In this instructable I will show you how to make simple RC high-pass and low-pass filters.
Why? They filter out certain frequencies, which may be useful when building upon the circuit to make it more complex. You may want a specific range of frequencies from your original signal. For example, high-pass filters are often used in speakers.
What you need:
Capacitor (I used 100nF)
Resistor (I used 1K-ohm)
Input signal (Function generator)
Step 1: High-pass Filters
These circuits let high frequencies “pass”, thus removing low frequency signals.
Set up your circuit as shown above. The input signal goes through the capacitor first, then the resistor. Your output signal should be read between the capacitor and the resistor.

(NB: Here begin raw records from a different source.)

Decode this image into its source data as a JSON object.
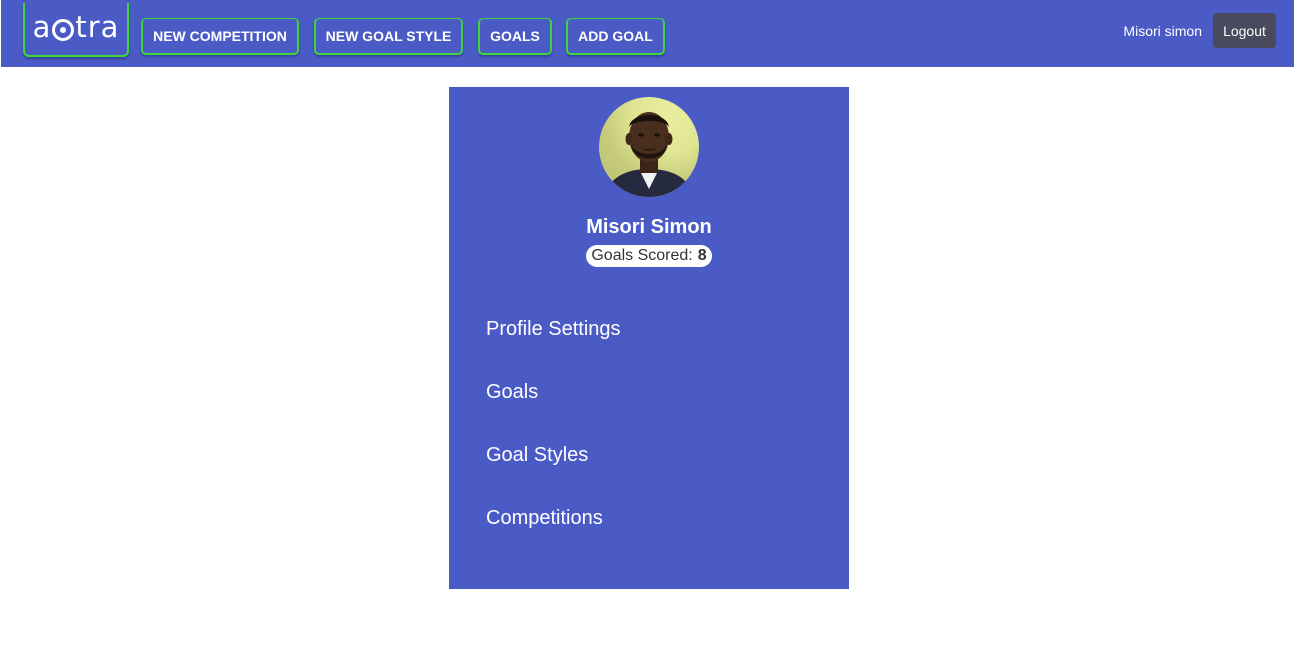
{
  "navbar": {
    "logo_text_a": "a",
    "logo_text_b": "tra",
    "logo_alt": "aotra",
    "buttons": [
      {
        "label": "NEW COMPETITION"
      },
      {
        "label": "NEW GOAL STYLE"
      },
      {
        "label": "GOALS"
      },
      {
        "label": "ADD GOAL"
      }
    ],
    "user_name": "Misori simon",
    "logout_label": "Logout"
  },
  "profile": {
    "name": "Misori Simon",
    "goals_scored_label": "Goals Scored:",
    "goals_scored_value": "8",
    "avatar_icon": "user-photo"
  },
  "menu": {
    "items": [
      {
        "label": "Profile Settings"
      },
      {
        "label": "Goals"
      },
      {
        "label": "Goal Styles"
      },
      {
        "label": "Competitions"
      }
    ]
  },
  "colors": {
    "primary": "#4a5bc6",
    "nav_border": "#3fd43f",
    "logout_bg": "#4a4a5e"
  }
}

In my circuit, I hooked Vout up to an oscilloscope. Reading the oscilloscope, you can see that as the frequency increases, the output signal gets larger until the output and input frequencies are the same. Note that although the frequency amplitudes can become equal, there still may be a phase shift between the input and the output.

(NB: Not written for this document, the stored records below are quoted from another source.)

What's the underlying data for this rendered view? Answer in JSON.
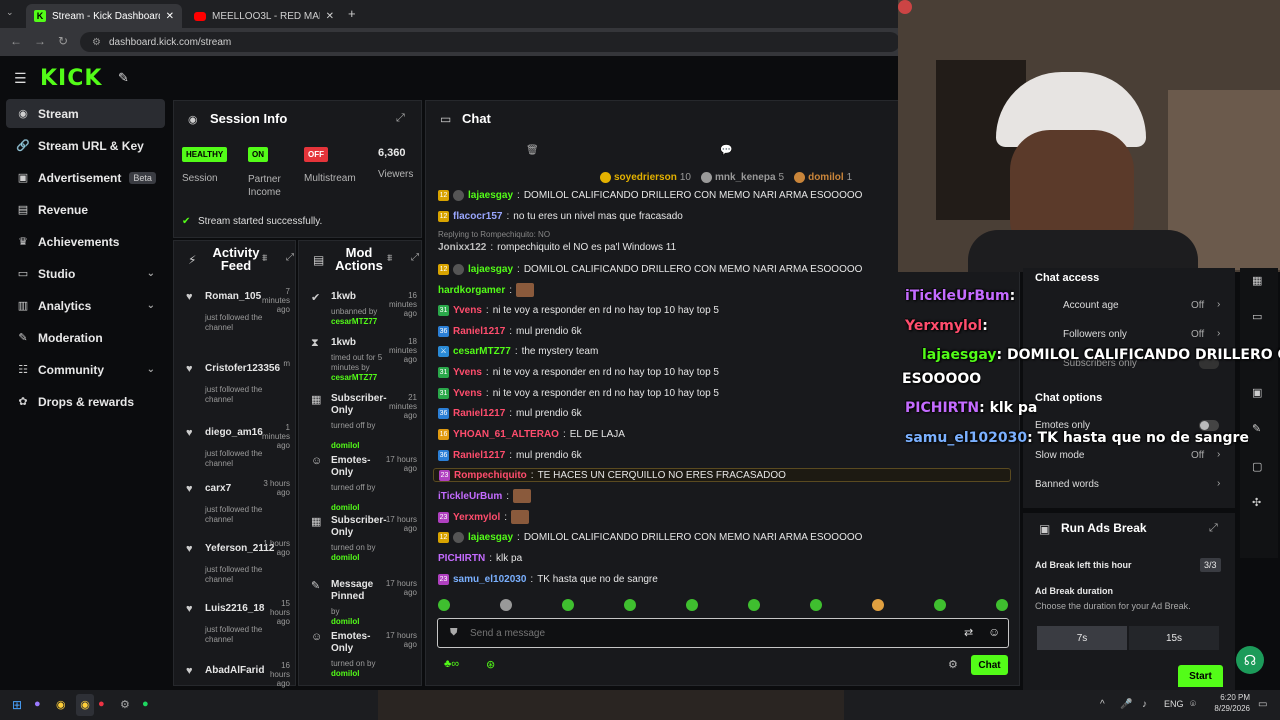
{
  "browser": {
    "tabs": [
      "Stream - Kick Dashboard",
      "MEELLOO3L - RED MALA (VIDE"
    ],
    "url": "dashboard.kick.com/stream"
  },
  "sidebar": {
    "items": [
      {
        "label": "Stream",
        "icon": "record-icon",
        "active": true
      },
      {
        "label": "Stream URL & Key",
        "icon": "link-icon"
      },
      {
        "label": "Advertisement",
        "icon": "ad-icon",
        "badge": "Beta"
      },
      {
        "label": "Revenue",
        "icon": "revenue-icon"
      },
      {
        "label": "Achievements",
        "icon": "trophy-icon"
      },
      {
        "label": "Studio",
        "icon": "studio-icon",
        "expand": true
      },
      {
        "label": "Analytics",
        "icon": "analytics-icon",
        "expand": true
      },
      {
        "label": "Moderation",
        "icon": "wrench-icon"
      },
      {
        "label": "Community",
        "icon": "community-icon",
        "expand": true
      },
      {
        "label": "Drops & rewards",
        "icon": "gift-icon"
      }
    ]
  },
  "session": {
    "title": "Session Info",
    "health_badge": "HEALTHY",
    "health_label": "Session",
    "partner_badge": "ON",
    "partner_label": "Partner Income",
    "multi_badge": "OFF",
    "multi_label": "Multistream",
    "viewers": "6,360",
    "viewers_label": "Viewers",
    "status": "Stream started successfully."
  },
  "activity": {
    "title": "Activity Feed",
    "items": [
      {
        "name": "Roman_105",
        "sub": "just followed the channel",
        "time": "7 minutes ago"
      },
      {
        "name": "Cristofer123356",
        "sub": "just followed the channel",
        "time": "m"
      },
      {
        "name": "diego_am16",
        "sub": "just followed the channel",
        "time": "1 minutes ago"
      },
      {
        "name": "carx7",
        "sub": "just followed the channel",
        "time": "3 hours ago"
      },
      {
        "name": "Yeferson_2112",
        "sub": "just followed the channel",
        "time": "1 hours ago"
      },
      {
        "name": "Luis2216_18",
        "sub": "just followed the channel",
        "time": "15 hours ago"
      },
      {
        "name": "AbadAlFarid",
        "sub": "",
        "time": "16 hours ago"
      }
    ]
  },
  "mod": {
    "title": "Mod Actions",
    "items": [
      {
        "name": "1kwb",
        "time": "16 minutes ago",
        "sub": "unbanned by",
        "by": "cesarMTZ77",
        "icon": "unban-icon"
      },
      {
        "name": "1kwb",
        "time": "18 minutes ago",
        "sub": "timed out for 5 minutes by",
        "by": "cesarMTZ77",
        "icon": "timeout-icon"
      },
      {
        "name": "Subscriber-Only",
        "time": "21 minutes ago",
        "sub": "turned off by",
        "by": "domilol",
        "icon": "calendar-icon"
      },
      {
        "name": "Emotes-Only",
        "time": "17 hours ago",
        "sub": "turned off by",
        "by": "domilol",
        "icon": "emote-icon"
      },
      {
        "name": "Subscriber-Only",
        "time": "17 hours ago",
        "sub": "turned on by",
        "by": "domilol",
        "icon": "calendar-icon"
      },
      {
        "name": "Message Pinned",
        "time": "17 hours ago",
        "sub": "by",
        "by": "domilol",
        "icon": "pin-icon"
      },
      {
        "name": "Emotes-Only",
        "time": "17 hours ago",
        "sub": "turned on by",
        "by": "domilol",
        "icon": "emote-icon"
      }
    ]
  },
  "chat": {
    "title": "Chat",
    "gifters": [
      {
        "name": "soyedrierson",
        "count": "10"
      },
      {
        "name": "mnk_kenepa",
        "count": "5"
      },
      {
        "name": "domilol",
        "count": "1"
      }
    ],
    "messages": [
      {
        "user": "lajaesgay",
        "text": "DOMILOL CALIFICANDO DRILLERO CON MEMO NARI ARMA ESOOOOO",
        "color": "#53fc18",
        "badge": "12"
      },
      {
        "user": "flacocr157",
        "text": "no tu eres un nivel mas que fracasado",
        "color": "#9aa7ff",
        "badge": "12"
      },
      {
        "user": "Jonixx122",
        "text": "rompechiquito el NO es pa'l Windows 11",
        "color": "#bdbdbd",
        "reply": "Replying to Rompechiquito: NO"
      },
      {
        "user": "lajaesgay",
        "text": "DOMILOL CALIFICANDO DRILLERO CON MEMO NARI ARMA ESOOOOO",
        "color": "#53fc18",
        "badge": "12"
      },
      {
        "user": "hardkorgamer",
        "text": "",
        "color": "#53fc18"
      },
      {
        "user": "Yvens",
        "text": "ni te voy a responder en rd no hay top 10 hay top 5",
        "color": "#ff4d6d",
        "badge": "31"
      },
      {
        "user": "Raniel1217",
        "text": "mul prendio 6k",
        "color": "#ff4d6d",
        "badge": "36"
      },
      {
        "user": "cesarMTZ77",
        "text": "the mystery team",
        "color": "#53fc18",
        "badge": ""
      },
      {
        "user": "Yvens",
        "text": "ni te voy a responder en rd no hay top 10 hay top 5",
        "color": "#ff4d6d",
        "badge": "31"
      },
      {
        "user": "Yvens",
        "text": "ni te voy a responder en rd no hay top 10 hay top 5",
        "color": "#ff4d6d",
        "badge": "31"
      },
      {
        "user": "Raniel1217",
        "text": "mul prendio 6k",
        "color": "#ff4d6d",
        "badge": "36"
      },
      {
        "user": "YHOAN_61_ALTERAO",
        "text": "EL DE LAJA",
        "color": "#ff4d6d",
        "badge": "16"
      },
      {
        "user": "Raniel1217",
        "text": "mul prendio 6k",
        "color": "#ff4d6d",
        "badge": "36"
      },
      {
        "user": "Rompechiquito",
        "text": "TE HACES UN CERQUILLO NO ERES FRACASADOO",
        "color": "#ff4d6d",
        "badge": "23"
      },
      {
        "user": "iTickleUrBum",
        "text": "",
        "color": "#c46bff"
      },
      {
        "user": "Yerxmylol",
        "text": "",
        "color": "#ff4d6d",
        "badge": "23"
      },
      {
        "user": "lajaesgay",
        "text": "DOMILOL CALIFICANDO DRILLERO CON MEMO NARI ARMA ESOOOOO",
        "color": "#53fc18",
        "badge": "12"
      },
      {
        "user": "PICHIRTN",
        "text": "klk pa",
        "color": "#c46bff"
      },
      {
        "user": "samu_el102030",
        "text": "TK hasta que no de sangre",
        "color": "#7ab0ff",
        "badge": "23"
      }
    ],
    "input_placeholder": "Send a message",
    "send_label": "Chat"
  },
  "chat_settings": {
    "chat_access_title": "Chat access",
    "account_age": "Account age",
    "account_age_value": "Off",
    "followers_only": "Followers only",
    "followers_only_value": "Off",
    "subscribers_only": "Subscribers only",
    "chat_options_title": "Chat options",
    "emotes_only": "Emotes only",
    "slow_mode": "Slow mode",
    "slow_mode_value": "Off",
    "banned_words": "Banned words"
  },
  "ads": {
    "title": "Run Ads Break",
    "left_label": "Ad Break left this hour",
    "left_value": "3/3",
    "duration_title": "Ad Break duration",
    "duration_sub": "Choose the duration for your Ad Break.",
    "options": [
      "7s",
      "15s"
    ],
    "start_label": "Start"
  },
  "overlay": {
    "lines": [
      {
        "user": "iTickleUrBum",
        "text": ":",
        "color": "#c46bff"
      },
      {
        "user": "Yerxmylol",
        "text": ":",
        "color": "#ff4d6d"
      },
      {
        "user": "lajaesgay",
        "text": ": DOMILOL CALIFICANDO DRILLERO CO",
        "color": "#53fc18"
      },
      {
        "user": "",
        "text": "ESOOOOO",
        "color": "#ffffff"
      },
      {
        "user": "PICHIRTN",
        "text": ": klk pa",
        "color": "#c46bff"
      },
      {
        "user": "samu_el102030",
        "text": ": TK hasta que no de sangre",
        "color": "#7ab0ff"
      }
    ]
  },
  "taskbar": {
    "lang": "ENG",
    "time": "6:20 PM",
    "date": "8/29/2026"
  }
}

Taking data measurements from the circuit of Vin and Vout, you can plot the gain versus frequency (called a Bode Plot). I plotted the data in a log-log plot and marked where the 3dB point is. The 3dB point if where the amplitude has dropped by √2, or falls off at “6 dB per octave”, or most simply the “cut-off” point. The 3dB point should be equal to 1/RC. I also measured the phase shift for the same range of frequencies and plotted them as well.
Step 2: Low-pass Filters

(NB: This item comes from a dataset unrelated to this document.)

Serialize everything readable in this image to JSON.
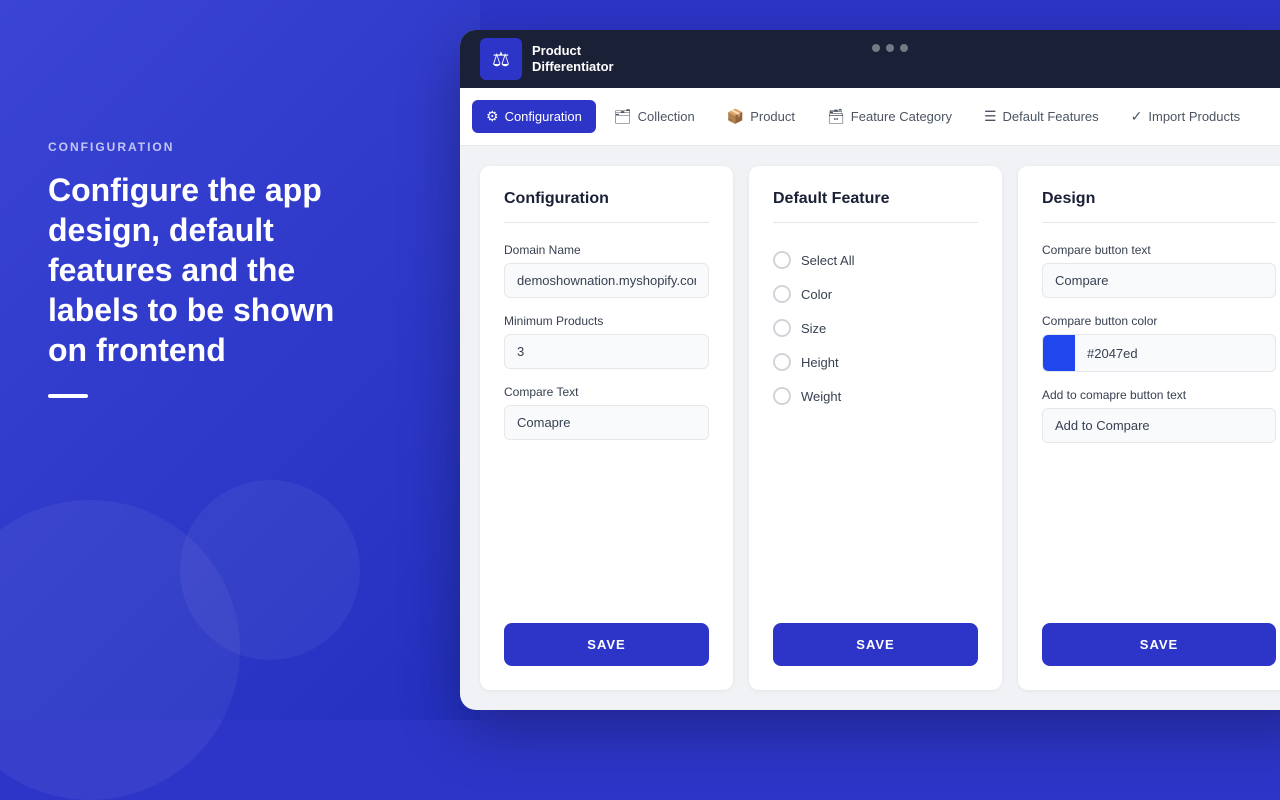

These circuits do just the opposite. They remove high frequency signals and allow low frequency signals to pass.
Set up your circuit as shown above. You can easily do this by just switching the resistor and capacitor. This section is very similar to the section on high-pass filters, but your results will be different. Repeat everything from the previous section. This time reading the oscilloscope, you can see that at low frequencies our output is pretty much the same as our input signal. The signal then gets filtered out as the input signal increases.
Again, taking data measurements of Vin and Vout, you can plot the Bode plot. My plot is shown below, with the 3dB point marked.